Google recently announced that they will be encrypting Search for logged-in users. It’s their way of saying that we are looking out for the searchers’ best interests by making sure the data of “signed in” users is not susceptible to being stolen or tracked or used or abused. I’m not privy to the specifics of how secure or not secure it really is but in doing so they have also announced that website owners with analytics will not be able to view the keywords that these visitors used to access their website. Now website owners will see a (not provided) referral from Google. Somehow Paid Search is immune to this tightening of security and speculation is rife that this move was targeted at SEO companies. If anything, the target is the business owner who might be interested in this granular data and ends up jumping on the Adwords bandwagon, forking over more money to big G. But that’s the conspiracy theorists. I’m more inclined to suggest that it’s a shame that this is the only solution they have been able to come up with. While SEO’s are impacted, the business owners are the ones who are really being borked by this latest move.
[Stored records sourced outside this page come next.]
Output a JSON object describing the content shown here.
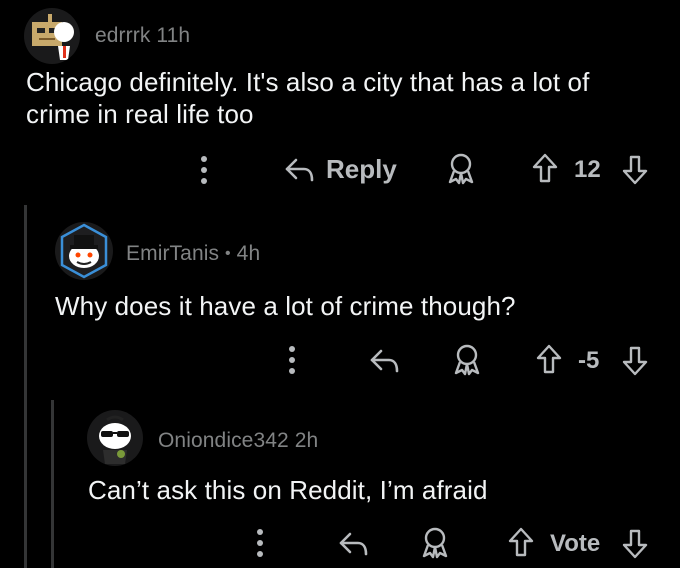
{
  "comments": [
    {
      "username": "edrrrk",
      "time": "11h",
      "body_line1": "Chicago definitely. It's also a city that has a lot of",
      "body_line2": "crime in real life too",
      "actions": {
        "reply_label": "Reply",
        "score": "12"
      },
      "avatar_icon": "snoo-box-head-avatar"
    },
    {
      "username": "EmirTanis",
      "separator": "•",
      "time": "4h",
      "body": "Why does it have a lot of crime though?",
      "actions": {
        "score": "-5"
      },
      "avatar_icon": "snoo-top-hat-avatar"
    },
    {
      "username": "Oniondice342",
      "time": "2h",
      "body": "Can’t ask this on Reddit, I’m afraid",
      "actions": {
        "score": "Vote"
      },
      "avatar_icon": "snoo-sunglasses-avatar"
    }
  ],
  "colors": {
    "background": "#000000",
    "text": "#f2f4f5",
    "meta": "#818384",
    "icon": "#b8bbbe",
    "thread_line": "#343536"
  }
}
So for us, it’s really just a matter of here we go again, how do we adapt what we do without diluting impact for our clients? Right now we’re not 100% certain, we continue to do what we do and start to address any anomalies in our reports as they come through but you should expect to see a reduction in the number of keywords driving visitors to your website (so far it’s a pretty small number). Rankings (for what they are worth) will remain trackable but the detailed keyword referrals will no longer apply.

So that’s a shame, not the end of the world as some SEO companies fear but a real shame. Forget about SEO and Internet Marketing companies who report on these statistics. Think about the website owners, especially those who use this data to help focus their business strategies and goals. Again, not the end of the world for them but a loss of some very valuable information.